Information:
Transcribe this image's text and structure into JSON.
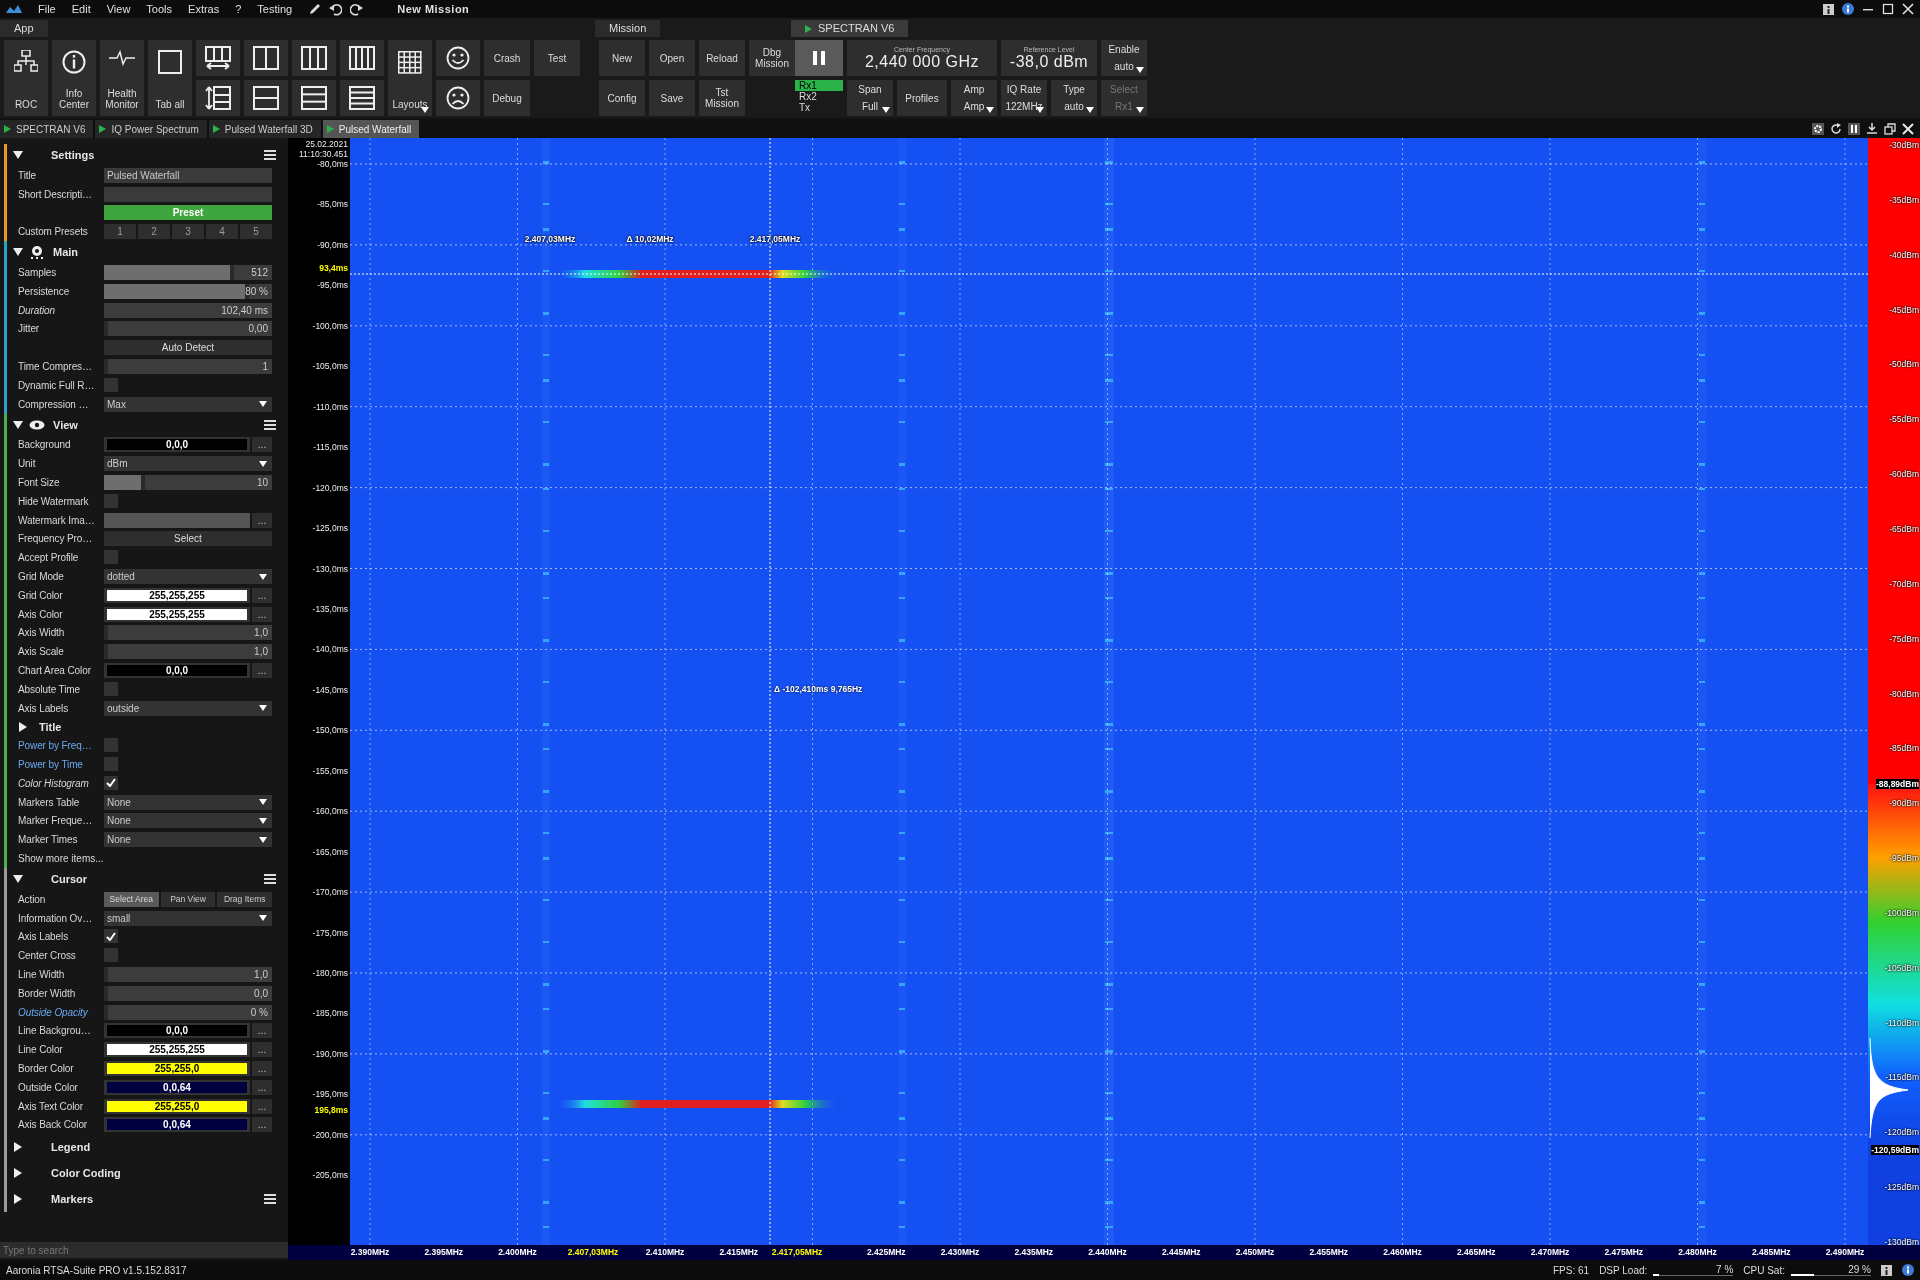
{
  "menu_bar": {
    "items": [
      "File",
      "Edit",
      "View",
      "Tools",
      "Extras",
      "?",
      "Testing"
    ],
    "mission_title": "New Mission"
  },
  "app": {
    "label": "App",
    "tools": [
      "ROC",
      "Info Center",
      "Health Monitor",
      "Tab all"
    ],
    "layouts": "Layouts",
    "debug_buttons": [
      [
        "Crash",
        "Debug"
      ],
      [
        "Test"
      ]
    ]
  },
  "mission": {
    "label": "Mission",
    "buttons": [
      [
        "New",
        "Config"
      ],
      [
        "Open",
        "Save"
      ],
      [
        "Reload",
        "Tst Mission"
      ],
      [
        "Dbg Mission"
      ]
    ]
  },
  "device": {
    "tab": "SPECTRAN V6",
    "channels": [
      {
        "label": "Rx1",
        "selected": true
      },
      {
        "label": "Rx2",
        "selected": false
      },
      {
        "label": "Tx",
        "selected": false
      }
    ],
    "center_frequency": {
      "label": "Center Frequency",
      "value": "2,440 000 GHz"
    },
    "reference_level": {
      "label": "Reference Level",
      "value": "-38,0 dBm"
    },
    "enable": {
      "label": "Enable",
      "value": "auto",
      "disabled": false
    },
    "controls": [
      {
        "kind": "dropdown",
        "label": "Span",
        "value": "Full",
        "disabled": false
      },
      {
        "kind": "button",
        "label": "Profiles"
      },
      {
        "kind": "dropdown",
        "label": "Amp",
        "value": "Amp",
        "disabled": false
      },
      {
        "kind": "dropdown",
        "label": "IQ Rate",
        "value": "122MHz",
        "disabled": false
      },
      {
        "kind": "dropdown",
        "label": "Type",
        "value": "auto",
        "disabled": false
      },
      {
        "kind": "dropdown",
        "label": "Select",
        "value": "Rx1",
        "disabled": true
      }
    ]
  },
  "doc_tabs": [
    {
      "label": "SPECTRAN V6",
      "selected": false
    },
    {
      "label": "IQ Power Spectrum",
      "selected": false
    },
    {
      "label": "Pulsed Waterfall 3D",
      "selected": false
    },
    {
      "label": "Pulsed Waterfall",
      "selected": true
    }
  ],
  "settings_panel": {
    "sections": [
      {
        "title": "Settings",
        "color": "#e8962e",
        "expanded": true,
        "menu": true,
        "rows": [
          {
            "kind": "text",
            "label": "Title",
            "value": "Pulsed Waterfall"
          },
          {
            "kind": "text",
            "label": "Short Descripti…"
          },
          {
            "kind": "button",
            "text": "Preset",
            "primary": true
          },
          {
            "kind": "presets",
            "label": "Custom Presets",
            "options": [
              "1",
              "2",
              "3",
              "4",
              "5"
            ]
          }
        ]
      },
      {
        "title": "Main",
        "color": "#2aa3c8",
        "expanded": true,
        "menu": false,
        "rows": [
          {
            "kind": "slider",
            "label": "Samples",
            "level": 0.75,
            "value": "512"
          },
          {
            "kind": "slider",
            "label": "Persistence",
            "level": 0.84,
            "value": "80 %"
          },
          {
            "kind": "number",
            "label": "Duration",
            "value": "102,40 ms",
            "italic": true
          },
          {
            "kind": "slider",
            "label": "Jitter",
            "level": 0,
            "value": "0,00"
          },
          {
            "kind": "button",
            "text": "Auto Detect",
            "primary": false
          },
          {
            "kind": "slider",
            "label": "Time Compres…",
            "level": 0,
            "value": "1"
          },
          {
            "kind": "checkbox",
            "label": "Dynamic Full R…",
            "checked": false
          },
          {
            "kind": "select",
            "label": "Compression …",
            "value": "Max"
          }
        ]
      },
      {
        "title": "View",
        "color": "#4caf50",
        "expanded": true,
        "menu": true,
        "rows": [
          {
            "kind": "color",
            "label": "Background",
            "value": "0,0,0",
            "color": "#000000",
            "more": "..."
          },
          {
            "kind": "select",
            "label": "Unit",
            "value": "dBm"
          },
          {
            "kind": "slider",
            "label": "Font Size",
            "level": 0.22,
            "value": "10"
          },
          {
            "kind": "checkbox",
            "label": "Hide Watermark",
            "checked": false
          },
          {
            "kind": "file",
            "label": "Watermark Ima…",
            "more": "..."
          },
          {
            "kind": "button",
            "label": "Frequency Pro…",
            "text": "Select",
            "primary": false
          },
          {
            "kind": "checkbox",
            "label": "Accept Profile",
            "checked": false
          },
          {
            "kind": "select",
            "label": "Grid Mode",
            "value": "dotted"
          },
          {
            "kind": "color",
            "label": "Grid Color",
            "value": "255,255,255",
            "color": "#ffffff",
            "more": "..."
          },
          {
            "kind": "color",
            "label": "Axis Color",
            "value": "255,255,255",
            "color": "#ffffff",
            "more": "..."
          },
          {
            "kind": "slider",
            "label": "Axis Width",
            "level": 0,
            "value": "1,0"
          },
          {
            "kind": "slider",
            "label": "Axis Scale",
            "level": 0,
            "value": "1,0"
          },
          {
            "kind": "color",
            "label": "Chart Area Color",
            "value": "0,0,0",
            "color": "#000000",
            "more": "..."
          },
          {
            "kind": "checkbox",
            "label": "Absolute Time",
            "checked": false
          },
          {
            "kind": "select",
            "label": "Axis Labels",
            "value": "outside"
          },
          {
            "kind": "subsection",
            "title": "Title",
            "expanded": false
          },
          {
            "kind": "checkbox",
            "label": "Power by Freq…",
            "checked": false,
            "link": true
          },
          {
            "kind": "checkbox",
            "label": "Power by Time",
            "checked": false,
            "link": true
          },
          {
            "kind": "checkbox",
            "label": "Color Histogram",
            "checked": true,
            "italic": true
          },
          {
            "kind": "select",
            "label": "Markers Table",
            "value": "None"
          },
          {
            "kind": "select",
            "label": "Marker Freque…",
            "value": "None"
          },
          {
            "kind": "select",
            "label": "Marker Times",
            "value": "None"
          },
          {
            "kind": "link",
            "text": "Show more items..."
          }
        ]
      },
      {
        "title": "Cursor",
        "color": "#9a9a9a",
        "expanded": true,
        "menu": true,
        "rows": [
          {
            "kind": "segmented",
            "label": "Action",
            "options": [
              {
                "label": "Select Area",
                "selected": true
              },
              {
                "label": "Pan View",
                "selected": false
              },
              {
                "label": "Drag Items",
                "selected": false
              }
            ]
          },
          {
            "kind": "select",
            "label": "Information Ov…",
            "value": "small"
          },
          {
            "kind": "checkbox",
            "label": "Axis Labels",
            "checked": true
          },
          {
            "kind": "checkbox",
            "label": "Center Cross",
            "checked": false
          },
          {
            "kind": "slider",
            "label": "Line Width",
            "level": 0,
            "value": "1,0"
          },
          {
            "kind": "slider",
            "label": "Border Width",
            "level": 0,
            "value": "0,0"
          },
          {
            "kind": "slider",
            "label": "Outside Opacity",
            "level": 0,
            "value": "0 %",
            "italic": true,
            "link": true
          },
          {
            "kind": "color",
            "label": "Line Backgrou…",
            "value": "0,0,0",
            "color": "#000000",
            "more": "..."
          },
          {
            "kind": "color",
            "label": "Line Color",
            "value": "255,255,255",
            "color": "#ffffff",
            "more": "..."
          },
          {
            "kind": "color",
            "label": "Border Color",
            "value": "255,255,0",
            "color": "#ffff00",
            "more": "..."
          },
          {
            "kind": "color",
            "label": "Outside Color",
            "value": "0,0,64",
            "color": "#000040",
            "more": "..."
          },
          {
            "kind": "color",
            "label": "Axis Text Color",
            "value": "255,255,0",
            "color": "#ffff00",
            "more": "..."
          },
          {
            "kind": "color",
            "label": "Axis Back Color",
            "value": "0,0,64",
            "color": "#000040",
            "more": "..."
          }
        ]
      },
      {
        "title": "Legend",
        "color": "#9a9a9a",
        "expanded": false,
        "menu": false
      },
      {
        "title": "Color Coding",
        "color": "#9a9a9a",
        "expanded": false,
        "menu": false
      },
      {
        "title": "Markers",
        "color": "#9a9a9a",
        "expanded": false,
        "menu": true
      }
    ],
    "search": {
      "placeholder": "Type to search"
    }
  },
  "waterfall": {
    "date": "25.02.2021",
    "time": "11:10:30.451",
    "time_ticks": [
      "-80,0ms",
      "-85,0ms",
      "-90,0ms",
      "-95,0ms",
      "-100,0ms",
      "-105,0ms",
      "-110,0ms",
      "-115,0ms",
      "-120,0ms",
      "-125,0ms",
      "-130,0ms",
      "-135,0ms",
      "-140,0ms",
      "-145,0ms",
      "-150,0ms",
      "-155,0ms",
      "-160,0ms",
      "-165,0ms",
      "-170,0ms",
      "-175,0ms",
      "-180,0ms",
      "-185,0ms",
      "-190,0ms",
      "-195,0ms",
      "-200,0ms",
      "-205,0ms"
    ],
    "time_cursors": [
      "93,4ms",
      "195,8ms"
    ],
    "freq_ticks": [
      "2.390MHz",
      "2.395MHz",
      "2.400MHz",
      "2.410MHz",
      "2.415MHz",
      "2.425MHz",
      "2.430MHz",
      "2.435MHz",
      "2.440MHz",
      "2.445MHz",
      "2.450MHz",
      "2.455MHz",
      "2.460MHz",
      "2.465MHz",
      "2.470MHz",
      "2.475MHz",
      "2.480MHz",
      "2.485MHz",
      "2.490MHz"
    ],
    "freq_cursors": [
      "2.407,03MHz",
      "2.417,05MHz"
    ],
    "plot_labels": {
      "start": "2.407,03MHz",
      "delta": "Δ 10,02MHz",
      "end": "2.417,05MHz",
      "time_delta": "Δ -102,410ms 9,765Hz"
    }
  },
  "color_scale": {
    "ticks": [
      "-30dBm",
      "-35dBm",
      "-40dBm",
      "-45dBm",
      "-50dBm",
      "-55dBm",
      "-60dBm",
      "-65dBm",
      "-70dBm",
      "-75dBm",
      "-80dBm",
      "-85dBm",
      "-90dBm",
      "-95dBm",
      "-100dBm",
      "-105dBm",
      "-110dBm",
      "-115dBm",
      "-120dBm",
      "-125dBm",
      "-130dBm"
    ],
    "markers": [
      "-88,89dBm",
      "-120,59dBm"
    ]
  },
  "status_bar": {
    "version": "Aaronia RTSA-Suite PRO v1.5.152.8317",
    "fps": "FPS: 61",
    "meters": [
      {
        "label": "DSP Load:",
        "level": 0.07,
        "reading": "7 %"
      },
      {
        "label": "CPU Sat:",
        "level": 0.29,
        "reading": "29 %"
      }
    ]
  }
}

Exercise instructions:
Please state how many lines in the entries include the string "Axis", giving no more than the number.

Exercise solution:
7